-------- RECORDS FOR THE TASK --------

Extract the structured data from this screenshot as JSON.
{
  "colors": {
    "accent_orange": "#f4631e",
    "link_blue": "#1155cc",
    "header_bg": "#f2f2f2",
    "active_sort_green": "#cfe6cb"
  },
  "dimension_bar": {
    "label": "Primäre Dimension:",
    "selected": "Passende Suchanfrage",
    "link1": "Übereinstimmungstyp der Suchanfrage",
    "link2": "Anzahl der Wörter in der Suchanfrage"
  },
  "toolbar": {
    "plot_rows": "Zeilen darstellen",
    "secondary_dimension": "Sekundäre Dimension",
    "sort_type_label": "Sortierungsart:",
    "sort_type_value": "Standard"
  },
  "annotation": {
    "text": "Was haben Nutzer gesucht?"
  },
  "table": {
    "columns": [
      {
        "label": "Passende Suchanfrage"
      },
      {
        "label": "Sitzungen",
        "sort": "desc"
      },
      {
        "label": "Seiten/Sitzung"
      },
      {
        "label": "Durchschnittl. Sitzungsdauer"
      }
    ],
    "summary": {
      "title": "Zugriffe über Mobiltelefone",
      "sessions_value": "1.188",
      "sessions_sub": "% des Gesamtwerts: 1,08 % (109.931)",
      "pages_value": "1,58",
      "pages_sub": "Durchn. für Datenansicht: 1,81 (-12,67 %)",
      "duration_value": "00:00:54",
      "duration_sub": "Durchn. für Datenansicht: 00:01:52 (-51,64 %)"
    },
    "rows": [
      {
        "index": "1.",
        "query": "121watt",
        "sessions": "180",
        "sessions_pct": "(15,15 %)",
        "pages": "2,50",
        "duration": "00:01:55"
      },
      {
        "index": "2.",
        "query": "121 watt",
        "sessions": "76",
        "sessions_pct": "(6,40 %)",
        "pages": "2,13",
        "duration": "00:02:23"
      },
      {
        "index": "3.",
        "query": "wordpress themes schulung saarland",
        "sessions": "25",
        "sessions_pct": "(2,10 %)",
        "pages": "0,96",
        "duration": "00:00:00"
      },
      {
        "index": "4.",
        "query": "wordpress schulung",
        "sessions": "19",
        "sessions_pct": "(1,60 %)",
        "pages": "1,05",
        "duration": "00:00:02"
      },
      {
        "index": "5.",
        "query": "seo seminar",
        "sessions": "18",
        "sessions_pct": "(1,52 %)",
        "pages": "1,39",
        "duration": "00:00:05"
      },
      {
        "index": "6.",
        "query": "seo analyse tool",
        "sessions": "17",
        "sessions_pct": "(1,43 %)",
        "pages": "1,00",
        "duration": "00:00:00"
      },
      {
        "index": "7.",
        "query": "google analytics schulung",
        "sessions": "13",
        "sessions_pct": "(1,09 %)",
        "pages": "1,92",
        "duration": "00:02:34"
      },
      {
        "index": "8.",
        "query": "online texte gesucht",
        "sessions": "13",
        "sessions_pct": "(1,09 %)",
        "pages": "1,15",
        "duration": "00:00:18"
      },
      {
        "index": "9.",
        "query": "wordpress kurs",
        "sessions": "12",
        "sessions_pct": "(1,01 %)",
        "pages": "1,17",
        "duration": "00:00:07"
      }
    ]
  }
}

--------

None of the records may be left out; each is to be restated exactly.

EXERCISE RESPONSE –
Extract the structured data from this screenshot as JSON.
{
  "colors": {
    "accent_orange": "#f4631e",
    "link_blue": "#1155cc",
    "header_bg": "#f2f2f2",
    "active_sort_green": "#cfe6cb"
  },
  "dimension_bar": {
    "label": "Primäre Dimension:",
    "selected": "Passende Suchanfrage",
    "link1": "Übereinstimmungstyp der Suchanfrage",
    "link2": "Anzahl der Wörter in der Suchanfrage"
  },
  "toolbar": {
    "plot_rows": "Zeilen darstellen",
    "secondary_dimension": "Sekundäre Dimension",
    "sort_type_label": "Sortierungsart:",
    "sort_type_value": "Standard"
  },
  "annotation": {
    "text": "Was haben Nutzer gesucht?"
  },
  "table": {
    "columns": [
      {
        "label": "Passende Suchanfrage"
      },
      {
        "label": "Sitzungen",
        "sort": "desc"
      },
      {
        "label": "Seiten/Sitzung"
      },
      {
        "label": "Durchschnittl. Sitzungsdauer"
      }
    ],
    "summary": {
      "title": "Zugriffe über Mobiltelefone",
      "sessions_value": "1.188",
      "sessions_sub": "% des Gesamtwerts: 1,08 % (109.931)",
      "pages_value": "1,58",
      "pages_sub": "Durchn. für Datenansicht: 1,81 (-12,67 %)",
      "duration_value": "00:00:54",
      "duration_sub": "Durchn. für Datenansicht: 00:01:52 (-51,64 %)"
    },
    "rows": [
      {
        "index": "1.",
        "query": "121watt",
        "sessions": "180",
        "sessions_pct": "(15,15 %)",
        "pages": "2,50",
        "duration": "00:01:55"
      },
      {
        "index": "2.",
        "query": "121 watt",
        "sessions": "76",
        "sessions_pct": "(6,40 %)",
        "pages": "2,13",
        "duration": "00:02:23"
      },
      {
        "index": "3.",
        "query": "wordpress themes schulung saarland",
        "sessions": "25",
        "sessions_pct": "(2,10 %)",
        "pages": "0,96",
        "duration": "00:00:00"
      },
      {
        "index": "4.",
        "query": "wordpress schulung",
        "sessions": "19",
        "sessions_pct": "(1,60 %)",
        "pages": "1,05",
        "duration": "00:00:02"
      },
      {
        "index": "5.",
        "query": "seo seminar",
        "sessions": "18",
        "sessions_pct": "(1,52 %)",
        "pages": "1,39",
        "duration": "00:00:05"
      },
      {
        "index": "6.",
        "query": "seo analyse tool",
        "sessions": "17",
        "sessions_pct": "(1,43 %)",
        "pages": "1,00",
        "duration": "00:00:00"
      },
      {
        "index": "7.",
        "query": "google analytics schulung",
        "sessions": "13",
        "sessions_pct": "(1,09 %)",
        "pages": "1,92",
        "duration": "00:02:34"
      },
      {
        "index": "8.",
        "query": "online texte gesucht",
        "sessions": "13",
        "sessions_pct": "(1,09 %)",
        "pages": "1,15",
        "duration": "00:00:18"
      },
      {
        "index": "9.",
        "query": "wordpress kurs",
        "sessions": "12",
        "sessions_pct": "(1,01 %)",
        "pages": "1,17",
        "duration": "00:00:07"
      }
    ]
  }
}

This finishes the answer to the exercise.